Tanya: Larissa knew I was having a lot of problems with my old computer which stopped me from doing certain things and my study and also just generally socialising because it was getting so out of date I couldn’t do most things online. Often when a blind person buys a computer it works out dearer than someone else buying one because we need the extra memory and the extra performance capabilites.
I was able to use my EIF (Enhanced Individualised Funding) for the whole lot. EIF has allowed me to, basicially, to go where I need to go and to do what I need to do. It’s a flexible way of privately being able to employ people as support workers. You’re able to claim the funding to meet your support needs.
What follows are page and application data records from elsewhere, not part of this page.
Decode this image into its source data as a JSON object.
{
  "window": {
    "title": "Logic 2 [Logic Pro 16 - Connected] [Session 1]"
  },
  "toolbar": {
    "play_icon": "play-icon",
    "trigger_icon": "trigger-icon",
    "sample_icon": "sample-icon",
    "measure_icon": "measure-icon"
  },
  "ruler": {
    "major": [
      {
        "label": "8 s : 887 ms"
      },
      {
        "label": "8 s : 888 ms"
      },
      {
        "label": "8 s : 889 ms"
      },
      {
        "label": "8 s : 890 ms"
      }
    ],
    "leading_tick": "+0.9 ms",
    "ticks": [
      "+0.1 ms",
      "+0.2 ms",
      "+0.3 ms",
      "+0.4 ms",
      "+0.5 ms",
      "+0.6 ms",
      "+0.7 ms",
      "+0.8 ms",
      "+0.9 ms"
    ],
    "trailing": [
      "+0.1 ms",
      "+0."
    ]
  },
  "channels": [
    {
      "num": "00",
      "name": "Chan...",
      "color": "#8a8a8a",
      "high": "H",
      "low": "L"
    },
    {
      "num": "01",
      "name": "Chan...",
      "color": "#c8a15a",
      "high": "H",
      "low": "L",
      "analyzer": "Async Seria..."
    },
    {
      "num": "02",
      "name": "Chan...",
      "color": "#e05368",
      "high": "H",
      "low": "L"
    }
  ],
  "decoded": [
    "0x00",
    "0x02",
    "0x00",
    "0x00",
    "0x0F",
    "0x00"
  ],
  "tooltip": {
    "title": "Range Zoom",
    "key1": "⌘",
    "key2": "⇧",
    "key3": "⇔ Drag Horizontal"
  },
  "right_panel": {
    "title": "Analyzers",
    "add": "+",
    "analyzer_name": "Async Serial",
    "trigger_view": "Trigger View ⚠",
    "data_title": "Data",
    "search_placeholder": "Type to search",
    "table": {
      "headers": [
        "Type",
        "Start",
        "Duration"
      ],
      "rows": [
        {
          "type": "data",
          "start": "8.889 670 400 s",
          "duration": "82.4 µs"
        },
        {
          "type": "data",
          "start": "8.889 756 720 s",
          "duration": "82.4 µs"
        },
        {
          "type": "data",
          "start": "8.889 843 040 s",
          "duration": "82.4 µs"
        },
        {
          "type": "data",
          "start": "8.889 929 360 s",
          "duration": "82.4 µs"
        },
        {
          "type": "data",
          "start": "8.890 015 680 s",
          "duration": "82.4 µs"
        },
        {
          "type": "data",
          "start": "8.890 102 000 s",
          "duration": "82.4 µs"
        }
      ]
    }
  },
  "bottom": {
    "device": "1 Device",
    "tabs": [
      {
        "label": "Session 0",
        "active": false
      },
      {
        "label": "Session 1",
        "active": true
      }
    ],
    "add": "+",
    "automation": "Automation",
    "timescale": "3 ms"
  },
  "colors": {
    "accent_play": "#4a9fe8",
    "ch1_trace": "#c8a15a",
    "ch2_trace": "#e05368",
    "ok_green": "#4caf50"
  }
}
[Interview with Larissa, intercut with footage of Tanya using a braille display.]
Larissa: When I first meet Tanya things weren’t very good. Anxiety was high. Ability to cope with new things was difficult. As she’s become more empowered and confident in herself to make her own decisions and decide who she wants in her life and when, and what’s safe for her and what isn’t, her life’s taken on a whole new path. So I initiated the first steps and she took care of the rest.
Tanya, singing: ‘So, I’ll hold you close tonight, everything’s alright, for ever more.’
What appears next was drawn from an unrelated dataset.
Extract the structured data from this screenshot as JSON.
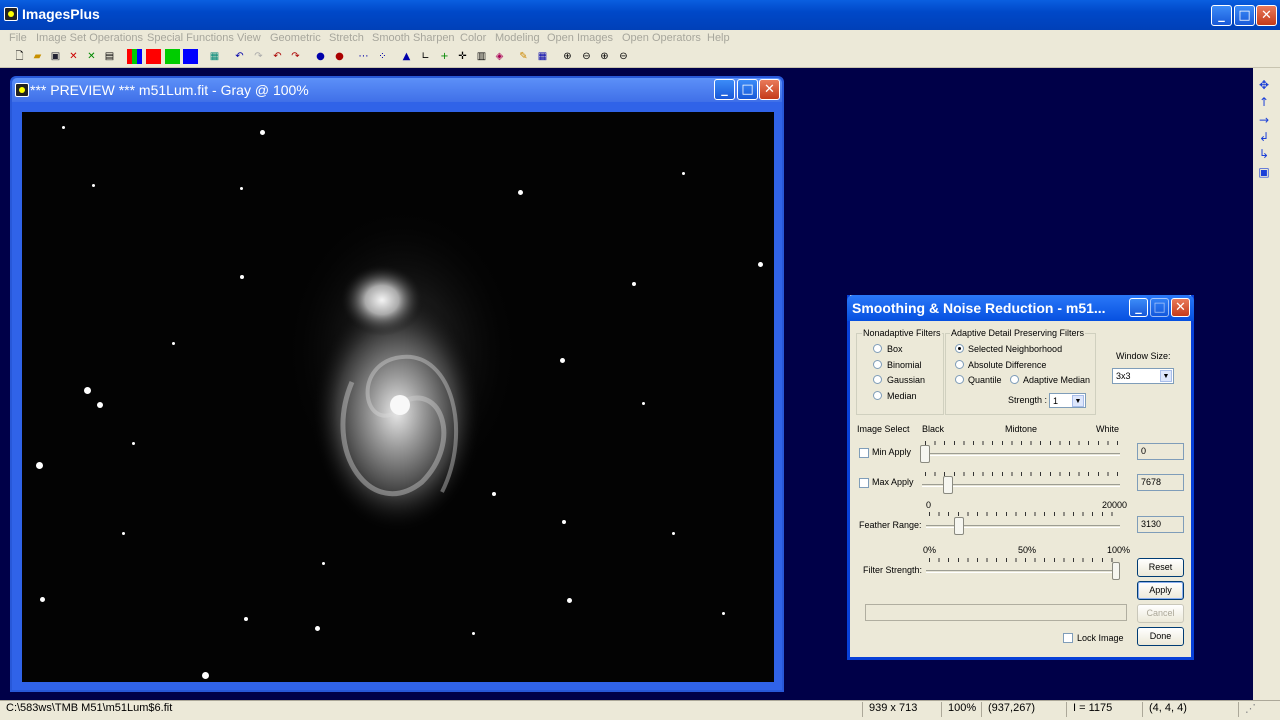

Title: ‘Your Love’ written and performed by Tanya
Local Area Coordination (LAC) and Enhanced Individualised Funding (EIF) are part of the Ministry of Health’s New Model for Supporting Disabled People. Visit www.health.govt.nz and search for ‘New Model’.
That’s the sort of process we went through for me to get into my study. It was the first big thing that Larissa and I worked on. My passion was to learn all I could about Māori culture. When I was 11 I left New Zealand for 20 years and went to Australia. My biggest regret was not learning Te Reo. Talking things through with Larissa, it reignited that fire.
I’m doing the Mauri Ora course through the Open Wānanga now. When all the forms came in the mail, this is where Larissa came in. Getting the right equipment was also a very frustrating process for me. Larissa was there so I could talk to her and she just helped me keep my morale up.
If I hadn’t gone down the path of doing my studies, I wouldn’t have found out about the Whānau Show. The Whānau Show is an iwi radio programme where people call in and they help each other. I really feel like it’s a radio community.
The connections I’ve made through the show have been the biggest life-changing thing. Twice a year they have a roadshow somewhere. The people I’ve met there have given me a true sense of whānau because my own whānau is quite disconnected.
I’m going back to Whānau Show for the second time this year with one of my support workers because she’s from Gisborne where they’re having it. My kaitiaki from the wānanga has asked me to pick an iwi to study and I thought ‘here’s a good reason to talk to the iwi up the East Coast while I’m there’. I’m going to learn about the local Ngāti Porou iwi.
Larissa has introduced me to a flexible way of being able to employ people as support workers. I’m able to use my Enhanced Individualised Funding (EIF) to help me go to Whānau Show. It covers my support worker’s time and mileage. The flexibility makes it great. EIF has allowed me to go where I need to go and do what I need to do. It turns your thoughts into reality.
In the past there were a lot of rules about what you could and couldn’t do but with EIF I can do things like deliver the flyers in my neighbourhood for our Neighbourhood Network. I collect the data for it and my support worker can come with me now to put the flyers around.
I’ve met quite a few neighbours and one of them is a very close friend who has enriched my life in a lot of ways. Being able to give something back is just the biggest boost of confidence I could ever wish to have. I like to think about those people who I know are on their own and are actually more housebound than me.
In the end, it all comes back to Local Area Coordination. Larissa has helped me to fill in the gaps in my life. I’m really excited about the future now.
Read more about the people who have started using the Ministry of Health’s New Model for Supporting Disabled People in the New Model People Stories section.